Toxicity tests using standard effluent test procedures described by USEPA were conducted with Ceriodaphnia dubia, fathead minnows (Pimephales promelas) and seven threatened and endangered (listed) fish species from four families: Acipenseridae - shortnose sturgeon (Acipenser brevirostrum); Catostomidae - razorback sucker (Xyrauchen texanus); Cyprinidae - bonytail chub (Gila elegans), Cape Fear shiner (Notropis mekistocholas), Colorado pikeminnow (Ptychocheilus lucius), spotfin chub (Hybopsis monacha); and Poecillidae - Gila topminnow (Poeciliopsis occidentalis). We conducted 7-d survival and growth studies with embryo-larval fathead minnows and analogous exposures using the listed species. Survival and reproduction were also determined with C. dubia. Tests were conducted with carbaryl, ammonia, or a simulated effluent complex mixture of carbaryl, copper, 4-nonylphenol, pentachlorophenol, and permethrin at equitoxic proportions. In addition, Cape Fear shiners and spotfin chub were tested using diazinon, copper, and chlorine. Toxicity tests were also conducted with field-collected effluents from domestic or industrial facilities. Bonytail chub and razorback suckers where tested with effluents collected in Arizona whereas effluent samples collected from North Carolina were tested with Cape Fear shiner, spotfin chub, and shortnose sturgeon.

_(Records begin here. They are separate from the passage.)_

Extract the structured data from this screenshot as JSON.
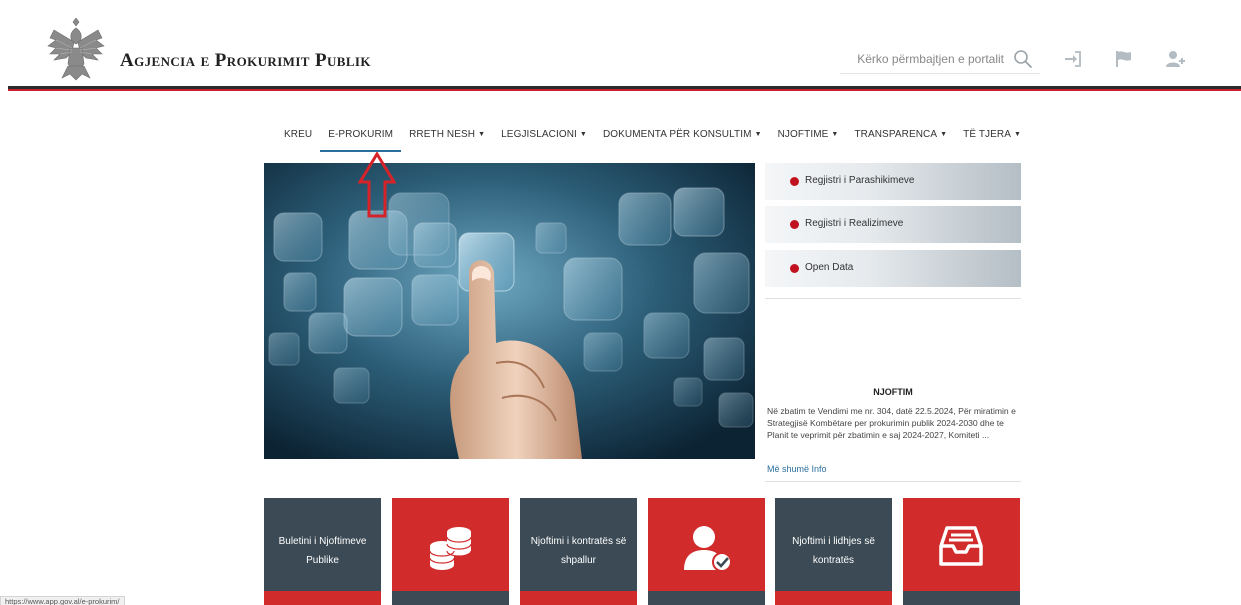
{
  "header": {
    "site_title": "Agjencia e Prokurimit Publik",
    "search_placeholder": "Kërko përmbajtjen e portalit",
    "icons": [
      "search-icon",
      "sign-in-icon",
      "flag-icon",
      "add-user-icon"
    ]
  },
  "nav": {
    "items": [
      {
        "label": "KREU",
        "dropdown": false
      },
      {
        "label": "E-PROKURIM",
        "dropdown": false,
        "active": true
      },
      {
        "label": "RRETH NESH",
        "dropdown": true
      },
      {
        "label": "LEGJISLACIONI",
        "dropdown": true
      },
      {
        "label": "DOKUMENTA PËR KONSULTIM",
        "dropdown": true
      },
      {
        "label": "NJOFTIME",
        "dropdown": true
      },
      {
        "label": "TRANSPARENCA",
        "dropdown": true
      },
      {
        "label": "TË TJERA",
        "dropdown": true
      }
    ],
    "caret": "▼"
  },
  "side_links": [
    {
      "label": "Regjistri i Parashikimeve"
    },
    {
      "label": "Regjistri i Realizimeve"
    },
    {
      "label": "Open Data"
    }
  ],
  "notice": {
    "title": "NJOFTIM",
    "text": "Në zbatim te Vendimi me nr. 304, datë 22.5.2024, Për miratimin e Strategjisë Kombëtare per prokurimin publik 2024-2030 dhe te Planit te veprimit për zbatimin e saj 2024-2027, Komiteti ...",
    "more_label": "Më shumë Info"
  },
  "tiles": [
    {
      "label": "Buletini i Njoftimeve Publike",
      "style": "dark"
    },
    {
      "icon": "coins-icon",
      "style": "red"
    },
    {
      "label": "Njoftimi i kontratës së shpallur",
      "style": "dark"
    },
    {
      "icon": "user-check-icon",
      "style": "red"
    },
    {
      "label": "Njoftimi i lidhjes së kontratës",
      "style": "dark"
    },
    {
      "icon": "inbox-tray-icon",
      "style": "red"
    }
  ],
  "status_bar": {
    "url": "https://www.app.gov.al/e-prokurim/"
  },
  "colors": {
    "accent_red": "#d12b2b",
    "tile_dark": "#3b4a54",
    "link_blue": "#2c6f9e",
    "dot_red": "#c1121f"
  }
}
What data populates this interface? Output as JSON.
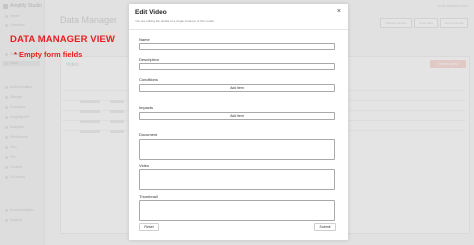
{
  "annotation": {
    "title": "DATA MANAGER VIEW",
    "subtitle": "* Empty form fields"
  },
  "background": {
    "brand": "Amplify Studio",
    "page_title": "Data Manager",
    "top_right": "Invite   sandbox-user",
    "top_buttons": [
      "Manage Models",
      "Seed data",
      "Auto-generate"
    ],
    "create_label": "Create video",
    "panel_title": "Video",
    "sidebar_items": [
      "Home",
      "Overview",
      "Set up",
      "Data",
      "Authentication",
      "Storage",
      "Functions",
      "Graphql API",
      "Analytics",
      "Predictions",
      "Geo",
      "File",
      "Content",
      "UI Library",
      "Documentation",
      "Support"
    ]
  },
  "modal": {
    "title": "Edit Video",
    "subtitle": "You are editing the details of a single instance of this model",
    "fields": {
      "name_label": "Name",
      "description_label": "Description",
      "conditions_label": "Conditions",
      "impacts_label": "Impacts",
      "document_label": "Document",
      "video_label": "Video",
      "thumbnail_label": "Thumbnail"
    },
    "values": {
      "name": "",
      "description": ""
    },
    "add_item_label": "Add item",
    "reset_label": "Reset",
    "submit_label": "Submit"
  }
}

The fathead minnow 7-d effluent test was often a reliable estimator of toxic effects to the listed fishes. However, in 21% of the tests, a listed species was more sensitive than fathead minnows. More sensitive species results varied by test so that usually no species was always more or less sensitive than fathead minnows. Only the Gila topminnow was consistently less sensitive than the fathead minnow. Listed fish species were protected 96% of the time when results for both fathead minnows and C. dubia were considered, indicating the value of standard-whole effluent toxicity tests using those two species.
To report impacts on the survival and growth of listed fish species using 7-day exposures to individual chemicals, a complex mixture, and field-collected effluents
Record Details:Record Type: DOCUMENT (JOURNAL/PEER REVIEWED JOURNAL)
Organization:U.S. ENVIRONMENTAL PROTECTION AGENCY
OFFICE OF RESEARCH AND DEVELOPMENT
NATIONAL HEALTH AND ENVIRONMENTAL EFFECTS RESEARCH LAB
GULF ECOLOGY DIVISION
ECOSYSTEM ASSESSMENT BRANCH